NASCAR'S Robert Richardson Jr. joins forces with The ALS Association to Fight Lou Gehrig's Disease
NASCAR driver Robert Richardson Jr. and The ALS Association have partnered together to bring ALS awareness to auto racing fans and to raise funds to fight ALS (amyotrophic lateral sclerosis), often referred to as Lou Gehrig’s Disease.
Richardson is the primary driver for R3 Motorsports’, No. 23 Chevrolet in the NASCAR Nationwide Series. He began his racing career in 2001 driving Legend Cars and has progressively advanced through the ranks of NASCAR to the Daytona 500.
Richardson gives credit to his former McKinney, Texas high school football coach, Billy Whitman, for the ability to incorporate what he learned in football into racing.
Whitman, who died in 2005 due to ALS, taught Richardson to have a never-say no type attitude. “All the competitive fire he put inside of me, I carry it with me every single race,” Richardson said. “Especially before qualifying, I listen to his voice. My car number is 23 because that was coach’s number when he played football. He had 23 tattooed on his arm, so I tattooed it on my car in honor of him.”

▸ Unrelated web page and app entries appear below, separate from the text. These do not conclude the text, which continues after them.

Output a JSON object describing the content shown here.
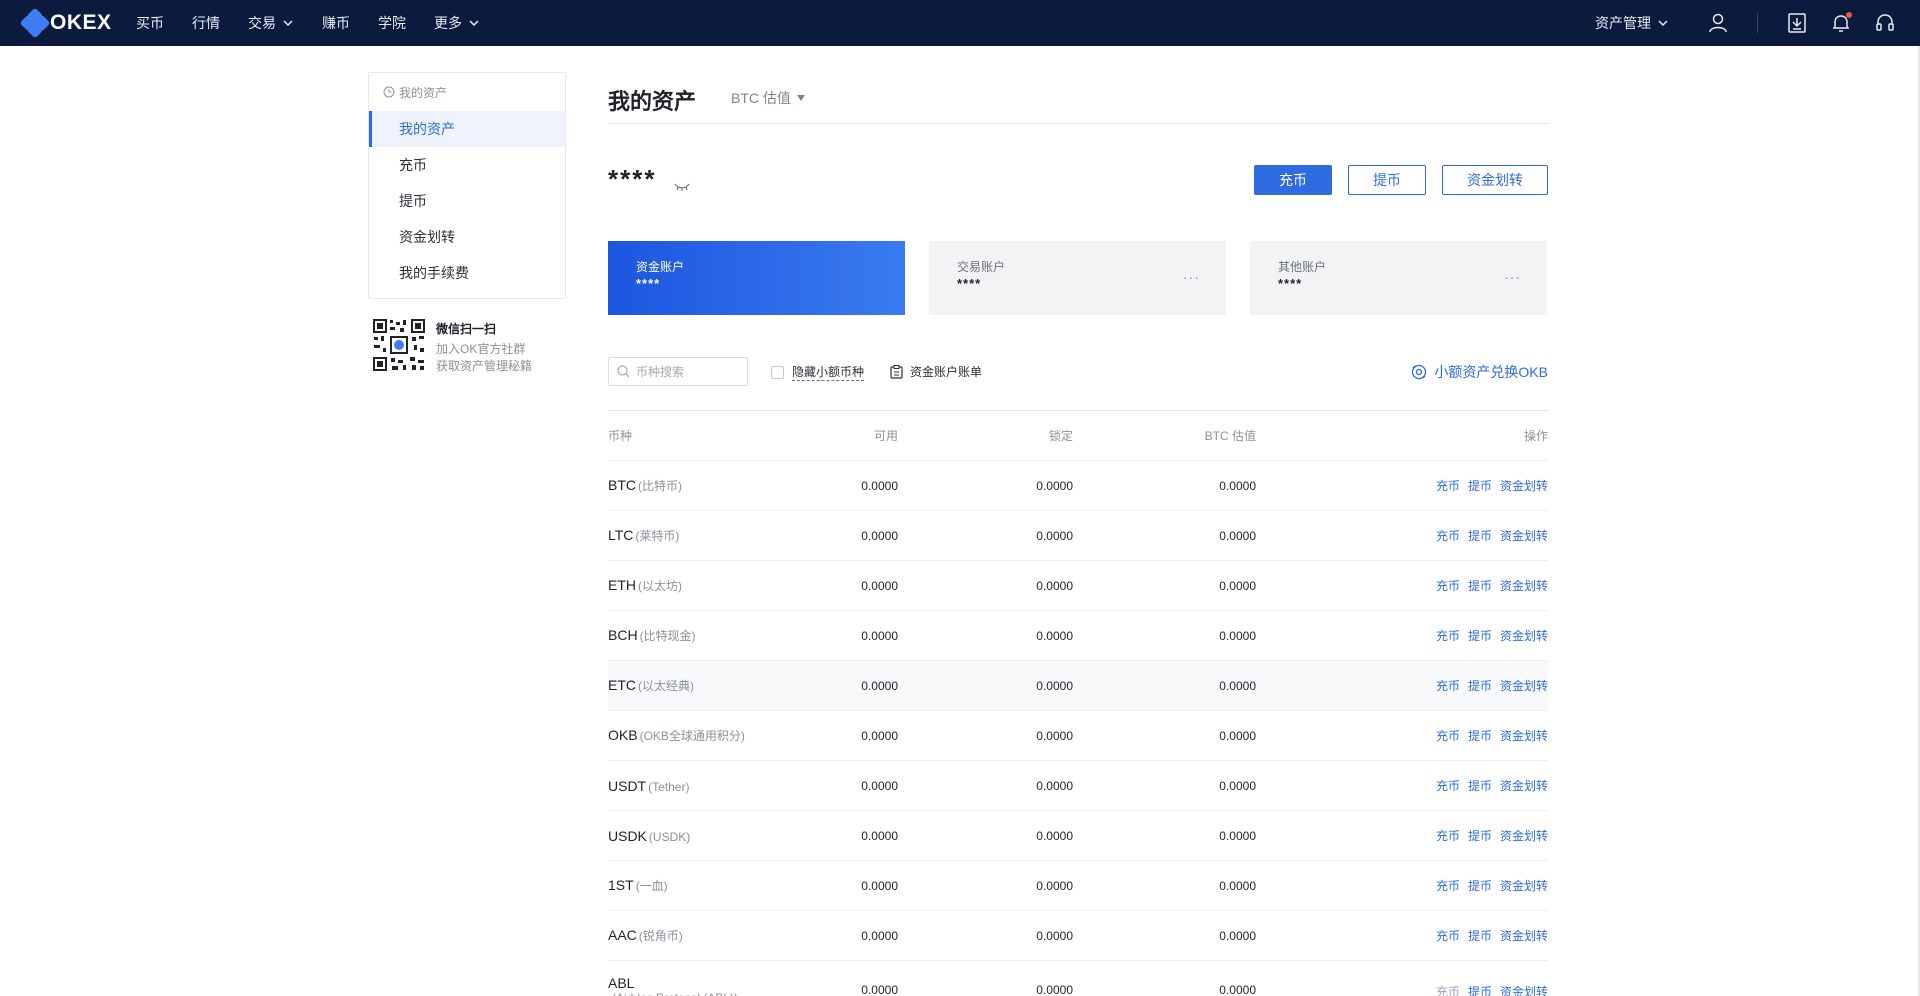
{
  "nav": {
    "brand": "OKEX",
    "items": [
      {
        "label": "买币",
        "dropdown": false
      },
      {
        "label": "行情",
        "dropdown": false
      },
      {
        "label": "交易",
        "dropdown": true
      },
      {
        "label": "赚币",
        "dropdown": false
      },
      {
        "label": "学院",
        "dropdown": false
      },
      {
        "label": "更多",
        "dropdown": true
      }
    ],
    "asset_management": "资产管理",
    "icons": [
      "user-icon",
      "download-icon",
      "bell-icon",
      "headset-icon"
    ]
  },
  "sidebar": {
    "header": "我的资产",
    "items": [
      {
        "label": "我的资产",
        "active": true
      },
      {
        "label": "充币",
        "active": false
      },
      {
        "label": "提币",
        "active": false
      },
      {
        "label": "资金划转",
        "active": false
      },
      {
        "label": "我的手续费",
        "active": false
      }
    ]
  },
  "promo": {
    "title": "微信扫一扫",
    "line1": "加入OK官方社群",
    "line2": "获取资产管理秘籍"
  },
  "main": {
    "title": "我的资产",
    "valuation": "BTC 估值",
    "total_masked": "****",
    "buttons": {
      "deposit": "充币",
      "withdraw": "提币",
      "transfer": "资金划转"
    }
  },
  "accounts": [
    {
      "label": "资金账户",
      "value": "****",
      "active": true
    },
    {
      "label": "交易账户",
      "value": "****",
      "active": false,
      "more": "···"
    },
    {
      "label": "其他账户",
      "value": "****",
      "active": false,
      "more": "···"
    }
  ],
  "filters": {
    "search_placeholder": "币种搜索",
    "hide_small": "隐藏小额币种",
    "bill": "资金账户账单",
    "exchange": "小额资产兑换OKB"
  },
  "table": {
    "headers": {
      "coin": "币种",
      "available": "可用",
      "locked": "锁定",
      "btc": "BTC 估值",
      "ops": "操作"
    },
    "op_labels": {
      "deposit": "充币",
      "withdraw": "提币",
      "transfer": "资金划转"
    },
    "rows": [
      {
        "symbol": "BTC",
        "name": "(比特币)",
        "available": "0.0000",
        "locked": "0.0000",
        "btc": "0.0000"
      },
      {
        "symbol": "LTC",
        "name": "(莱特币)",
        "available": "0.0000",
        "locked": "0.0000",
        "btc": "0.0000"
      },
      {
        "symbol": "ETH",
        "name": "(以太坊)",
        "available": "0.0000",
        "locked": "0.0000",
        "btc": "0.0000"
      },
      {
        "symbol": "BCH",
        "name": "(比特现金)",
        "available": "0.0000",
        "locked": "0.0000",
        "btc": "0.0000"
      },
      {
        "symbol": "ETC",
        "name": "(以太经典)",
        "available": "0.0000",
        "locked": "0.0000",
        "btc": "0.0000"
      },
      {
        "symbol": "OKB",
        "name": "(OKB全球通用积分)",
        "available": "0.0000",
        "locked": "0.0000",
        "btc": "0.0000"
      },
      {
        "symbol": "USDT",
        "name": "(Tether)",
        "available": "0.0000",
        "locked": "0.0000",
        "btc": "0.0000"
      },
      {
        "symbol": "USDK",
        "name": "(USDK)",
        "available": "0.0000",
        "locked": "0.0000",
        "btc": "0.0000"
      },
      {
        "symbol": "1ST",
        "name": "(一血)",
        "available": "0.0000",
        "locked": "0.0000",
        "btc": "0.0000"
      },
      {
        "symbol": "AAC",
        "name": "(锐角币)",
        "available": "0.0000",
        "locked": "0.0000",
        "btc": "0.0000"
      },
      {
        "symbol": "ABL",
        "name": "(Airbloc Protocol (ABL))",
        "available": "0.0000",
        "locked": "0.0000",
        "btc": "0.0000"
      }
    ]
  },
  "colors": {
    "nav_bg": "#0b1a3d",
    "accent": "#2f6be0"
  }
}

ALS is a progressive neurodegenerative muscular disease that affects a person’s ability to breathe, eat, move, and swallow. An estimated 30,000 Americans may have the disease at any given time, and approximately 5,600 people in the U.S. are diagnosed with ALS each year. ALS can strike anyone; people with the disease usually have a survival rate of two to five years from the time of their diagnoses.
Richardson has created a website to spread ALS awareness and raise funds to support The ALS Association. NASCAR fans and interested parties can make a donation to the “Drive Away ALS” campaign at www.RobertRichardson.net/als. Anyone who makes a donation to the campaign by February 2 will be entered to win two all-access pit passes to the Daytona 500 on February 26, 2012.
“We are thrilled to work with Robert to raise awareness and funds to fight ALS. This is a great opportunity to spread the word about the need for better treatments, better care, and a cure for this disease,” said ALS Association President and CEO Jane H. Gilbert.